Ross’ reply to Chait referred to this poll that shows that Democrats are more likely to say they would not vote for a Mormon than Republicans, which made me try to remember what that famous Rasmussen poll on that question had to say.  I went digging through the archives and found it again.  Sure enough, 51% of Democratic likely voters say that they would not even “consider” voting for a Mormon, compared with 40% of Republicans and 33% of “other.”  The overall “no” figure was 43%, which is higher than what most polls of the general public say (are likely voters really more likely to be anti-Mormon?).  For some reason, the 30-39 year olds are the most opposed to a Mormon presidential candidate, women are more likely to be opposed than men, blacks are more likely to be opposed than whites and political moderates and conservatives are virtual ties at 44% and 43% opposed respectively (liberals are at 41%).  Religion can intensify the general anti-Mormonism of the public, but this is not something limited just to those who engage in “faith-based politics.”  It is, as Ross suggested, as much the result of secularists wary of “faith-based politics” and wary of a specific religion as it is of voters who judge candidates by their religion. 

The point is, as I have said before, is that anti-Mormonism is widespread and every demographic participates in it to some significant extent.  It is unmistakable that the strongest concentrations of opposition are found among evangelicals (53% opposed) and, of course, those who think that a candidate’s faith is “very important” (59% opposed), but the concentrations in every other group are also very high. 
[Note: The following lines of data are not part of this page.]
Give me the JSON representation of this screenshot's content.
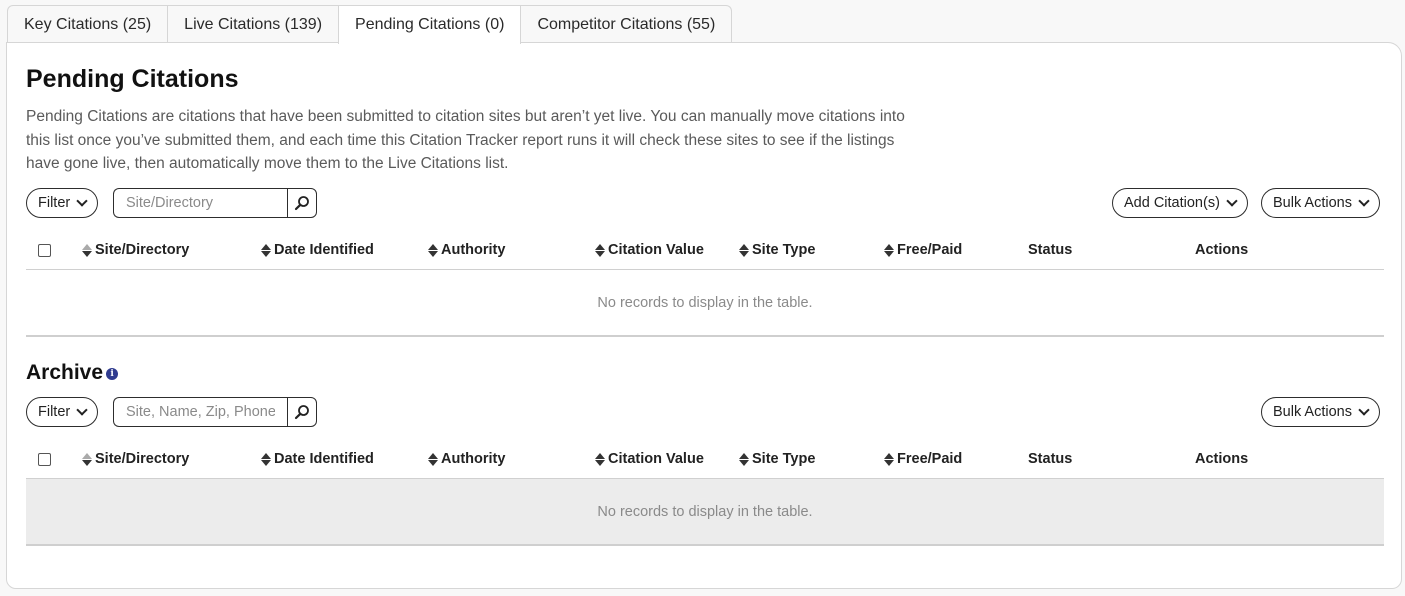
{
  "tabs": [
    {
      "label": "Key Citations (25)"
    },
    {
      "label": "Live Citations (139)"
    },
    {
      "label": "Pending Citations (0)",
      "active": true
    },
    {
      "label": "Competitor Citations (55)"
    }
  ],
  "pending": {
    "title": "Pending Citations",
    "description": "Pending Citations are citations that have been submitted to citation sites but aren’t yet live. You can manually move citations into this list once you’ve submitted them, and each time this Citation Tracker report runs it will check these sites to see if the listings have gone live, then automatically move them to the Live Citations list.",
    "filter_label": "Filter",
    "search_placeholder": "Site/Directory",
    "add_label": "Add Citation(s)",
    "bulk_label": "Bulk Actions",
    "columns": [
      "Site/Directory",
      "Date Identified",
      "Authority",
      "Citation Value",
      "Site Type",
      "Free/Paid",
      "Status",
      "Actions"
    ],
    "empty_text": "No records to display in the table."
  },
  "archive": {
    "title": "Archive",
    "info_icon": "info-icon",
    "filter_label": "Filter",
    "search_placeholder": "Site, Name, Zip, Phone",
    "bulk_label": "Bulk Actions",
    "columns": [
      "Site/Directory",
      "Date Identified",
      "Authority",
      "Citation Value",
      "Site Type",
      "Free/Paid",
      "Status",
      "Actions"
    ],
    "empty_text": "No records to display in the table."
  },
  "icons": {
    "search": "search-icon",
    "chevron": "chevron-down-icon",
    "sort": "sort-icon"
  }
}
Chait obviously doesn’t want “faith-based politics” under any circumstances, but its capacity to generate opposition to candidates from this particular minority religion shouldn’t be one of the reasons he gives when some large part of every group in America doesn’t want a Mormon as President.